Shortly after the trip, Mr. Block wrote a sensationalistic report describing what he saw as fraud at Orient Paper and encouraged traders to sell shares of the company. He shorted the American-listed stock, which plummeted to around $4 from $15 in late 2010.
Orient Paper called the report “reckless” last November. It also suggested that Mr. Block and his father had tried to extort money from the company before publishing the report. Mr. Block denies the allegation.
The experience led to a new career. Since then, Mr. Block has issued damaging reports on four other companies. He approaches each case like an investigation, sifting through corporate registration documents and even hiring private investigators to pose as potential business partners.
“It’s amazing what edge you can get when you just read,” he said referring to company financial statements.
In the Sino-Forest case, he and his team of lawyers and private investigators spent two months poring over 10,000 pages of documents. His 39-page report concluded that Sino-Forest lied about assets and timber holdings. He posted photographs, charts and diagrams on the firm’s site in support of his claims.
“As Bernard Madoff reminds us,” Mr. Block wrote in the introduction to the Sino-Forest research, “when an established institution commits fraud, the fraud can become stratospheric in size.”
After the series of negative calls decimated the stocks of the Chinese companies, Mr. Block says he has received death threats and harassing phone calls and e-mails.
But he said he would continue to publish his research. He says he believes investors and auditors need to understand how businesses operate in China.
He explains by way of the firm’s name, Muddy Waters. It’s derived from a Chinese phrase that says the easiest way to catch fish is by muddying the water, forcing it to the surface.
“You kick up the silt, and they rush to the top of the water,” he said of the Chinese proverb.
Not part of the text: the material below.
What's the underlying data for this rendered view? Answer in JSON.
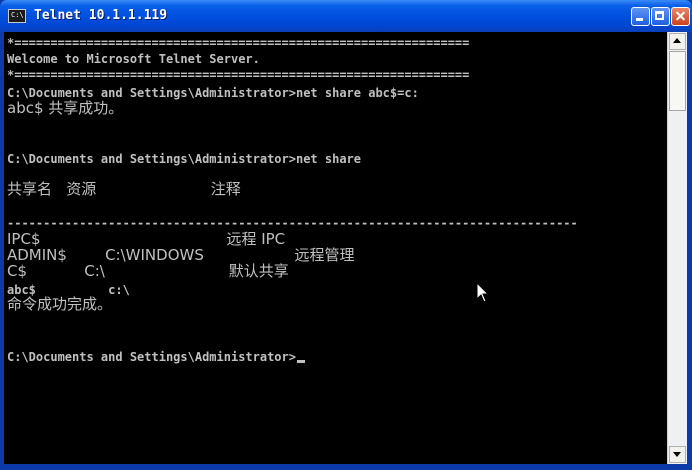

“This explains a lot about how things work in China,” Mr. Block added. “Business deals are rife with value subtraction layers. The more opaque they make it, the easier it is for them to siphon off money.”